- Assignment -
Look for the word "Ipamena". Copy every line of the listing where it occurs.

··· Supplied records

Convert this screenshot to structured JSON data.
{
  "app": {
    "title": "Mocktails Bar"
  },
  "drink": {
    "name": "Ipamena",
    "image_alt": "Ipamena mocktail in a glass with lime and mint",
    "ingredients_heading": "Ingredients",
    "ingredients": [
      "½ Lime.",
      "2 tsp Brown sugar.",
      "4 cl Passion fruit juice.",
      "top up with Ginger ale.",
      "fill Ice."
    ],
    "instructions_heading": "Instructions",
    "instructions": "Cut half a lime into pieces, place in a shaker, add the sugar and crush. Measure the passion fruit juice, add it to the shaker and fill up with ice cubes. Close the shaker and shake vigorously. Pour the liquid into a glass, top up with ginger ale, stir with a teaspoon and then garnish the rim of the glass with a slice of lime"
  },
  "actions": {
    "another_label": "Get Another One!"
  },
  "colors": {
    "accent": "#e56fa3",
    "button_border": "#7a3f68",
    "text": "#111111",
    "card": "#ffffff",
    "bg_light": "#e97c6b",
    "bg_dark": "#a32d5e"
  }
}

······

- Finished exercise -
    "name": "Ipamena",
    "image_alt": "Ipamena mocktail in a glass with lime and mint",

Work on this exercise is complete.